To join the meeting, look for the Chelsea Amateur Radio Club monthly Zoom meeting link on this website. Class begins on August 2, 2022.
What will you learn in each session? Not a lot. We are moving slowly but with determination. The important thing is that you will come away with something. But we beg your patience. We are constantly finding ways to improve our communication in this training which suggests that our presentation will at times be deficient.
Depending on the attendee’s incoming electrical knowledge, there will be many, many times when the attendee feels totally lost. You should not let this discourage you. Most items covered will be visited again and again and again. With each session you will pick up knowledge, slowly but with dependability. It’s okay to skip classes but just remember, in doing so you are shooting yourself in the foot.
I hate cookbooks, and you should hate cookbooks, too. But why should you hate cookbooks? You should hate cookbooks because they make learning electromagnetics way too hard!
Have you ever found a step-by-step amateur radio project on the web that you liked and tried to build one Saturday afternoon. Did the project end up not working? Maybe the project was published in a magazine such as Popular Mechanics and the next month’s issue had a correction one Saturday afternoon late and a dollar short. I hate cookbooks and you should, too.
We at the Chelsea Amateur Radio Club want to ease your entry into learning electromagnetics as you tread a path toward upgrading your amateur radio license to the General and then the Extra class. Yes, it means more time in the books and a longer path to the upgrade. But you will find yourself not only innovating… but you will find other amateurs coming to you with their questions. That part of electromagnetics knowledge necessary for amateur radio is NOT rocket science.
The Chelsea Amateur Radio Club sponsors free amateur upgrade training and is open to the amateur public. This will be a weekly event in perpetuity each Tuesday evening from 6 to 7 PM by Zoom and will center on the Smith Chart as a theme. Each meeting will open with an animation video, The ABCs of Smith Charts, by Wes Cardone (N8QM), giving an overview of what the Smith Chart is all about. We will then talk/present in a very simplified fashion about some aspect of electromagnetics used within the Smith Chart.

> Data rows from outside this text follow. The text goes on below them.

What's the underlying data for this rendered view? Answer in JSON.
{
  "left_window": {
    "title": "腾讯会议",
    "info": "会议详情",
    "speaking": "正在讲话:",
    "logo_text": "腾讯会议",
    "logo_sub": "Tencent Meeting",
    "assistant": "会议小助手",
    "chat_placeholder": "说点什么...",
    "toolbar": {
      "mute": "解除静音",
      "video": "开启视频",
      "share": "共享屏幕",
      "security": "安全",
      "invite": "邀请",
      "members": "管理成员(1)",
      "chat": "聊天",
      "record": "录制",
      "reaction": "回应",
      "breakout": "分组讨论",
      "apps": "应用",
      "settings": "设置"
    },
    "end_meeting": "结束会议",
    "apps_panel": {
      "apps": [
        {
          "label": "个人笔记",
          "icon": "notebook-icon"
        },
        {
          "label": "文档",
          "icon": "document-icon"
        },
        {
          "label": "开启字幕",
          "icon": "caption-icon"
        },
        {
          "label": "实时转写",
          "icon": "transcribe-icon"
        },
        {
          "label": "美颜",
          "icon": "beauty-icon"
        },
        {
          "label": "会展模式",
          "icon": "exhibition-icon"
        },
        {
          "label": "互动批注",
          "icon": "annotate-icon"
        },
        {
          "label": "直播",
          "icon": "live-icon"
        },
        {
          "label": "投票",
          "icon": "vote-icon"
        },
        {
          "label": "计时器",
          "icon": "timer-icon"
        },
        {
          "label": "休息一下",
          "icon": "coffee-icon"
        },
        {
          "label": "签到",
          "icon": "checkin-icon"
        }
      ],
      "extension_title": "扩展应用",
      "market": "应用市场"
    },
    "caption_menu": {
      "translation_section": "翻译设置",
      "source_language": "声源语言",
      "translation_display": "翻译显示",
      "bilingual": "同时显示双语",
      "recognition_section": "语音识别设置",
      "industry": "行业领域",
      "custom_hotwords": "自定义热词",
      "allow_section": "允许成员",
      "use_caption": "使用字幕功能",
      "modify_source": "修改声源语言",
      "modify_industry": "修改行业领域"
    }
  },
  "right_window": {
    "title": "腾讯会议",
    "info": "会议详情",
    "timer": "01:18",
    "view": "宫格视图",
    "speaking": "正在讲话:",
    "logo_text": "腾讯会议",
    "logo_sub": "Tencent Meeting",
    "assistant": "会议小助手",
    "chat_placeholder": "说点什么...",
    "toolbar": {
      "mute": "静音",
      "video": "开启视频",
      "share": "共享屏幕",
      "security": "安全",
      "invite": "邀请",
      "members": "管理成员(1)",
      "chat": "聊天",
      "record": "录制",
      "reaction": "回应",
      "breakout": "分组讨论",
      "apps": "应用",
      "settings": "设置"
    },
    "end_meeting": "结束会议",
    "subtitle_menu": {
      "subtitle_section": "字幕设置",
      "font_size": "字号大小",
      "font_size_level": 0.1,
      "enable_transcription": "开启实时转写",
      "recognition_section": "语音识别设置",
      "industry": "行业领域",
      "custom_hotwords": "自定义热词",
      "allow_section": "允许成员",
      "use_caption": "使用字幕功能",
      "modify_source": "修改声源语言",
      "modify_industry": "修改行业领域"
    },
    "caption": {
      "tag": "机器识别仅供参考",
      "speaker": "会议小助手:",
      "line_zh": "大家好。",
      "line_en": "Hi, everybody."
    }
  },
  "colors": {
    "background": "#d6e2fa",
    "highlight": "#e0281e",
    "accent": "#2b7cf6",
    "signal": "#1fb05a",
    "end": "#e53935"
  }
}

The target audience is the licensed amateur radio operator who knows little about the electromagnetics of the FCC pool questions for upgrading to General and Extra classes…but has an intense interest in them.
But why all the hubbub and fancy talk about cookbooks as if trying to circumvent the buggar in the room–electromagnetics? It’s because the Smith Chart encompasses pretty much all that there is in electromagnetics. Most amateurs consider the Smith Chart an obstacle in their amateur radio upgrade path. Admittedly, one would like to crawl into a hole in abject fear just to look at the Smith Chart. But the Smith Chart is there to make life easy and intuitive. The Smith Chart makes it possible to visualize the interaction of reactances and phase shifts and their role in wave reflection and antenna efficiency. One just has to take it one step at a time when learning about the Smith Chart.
So, how will all this training pan out, and what will it look like? Please consider that this training is intended for the licensed amateur radio operator with little electronics knowledge. But at the same time, Wes is guaranteeing that one astute in electronics will not be bored to tears (at least mostly).
Do you recall the announcement that we hate cookbooks? What that means is that we don’t want you to be memorizing a bunch of things. There is a place for memorizing equations that we cannot escape. However, the traditional approach entails much to memorize. When you memorize, there is much to forget when you take the FCC amateur radio upgrade exam. We think it is inefficient to teach you many things to forget. Our approach is to throw away the dreaded cookbook and spend some extra time visualizing what is going on.
An example of throwing away the cookbook concerns the FCC pool question, which asks you what the voltage is on the ends of a half-wave antenna. The traditional approach to this is just to tell you the answer, “a maximum,” and expect you to remember it. But doesn’t it make more sense to learn WHY the voltage is a maximum on the ends of a half-wave antenna? Learning the WHYs and the WHEREFOREs positions you to easily answer many more of the FCC pool questions on electromagnetics. But the important thing is that learning WHY something exists in nature enables one to become an innovator. If you do follow somebody’s cookbook telling you how to build an antenna, at least now you can spot and correct typos or outright errors in the text.
Please joint us each Tuesday by Zoom from 6 PM to 7 PM for a fun time of learning, courtesy of the Chelsea Amateur Radio Club.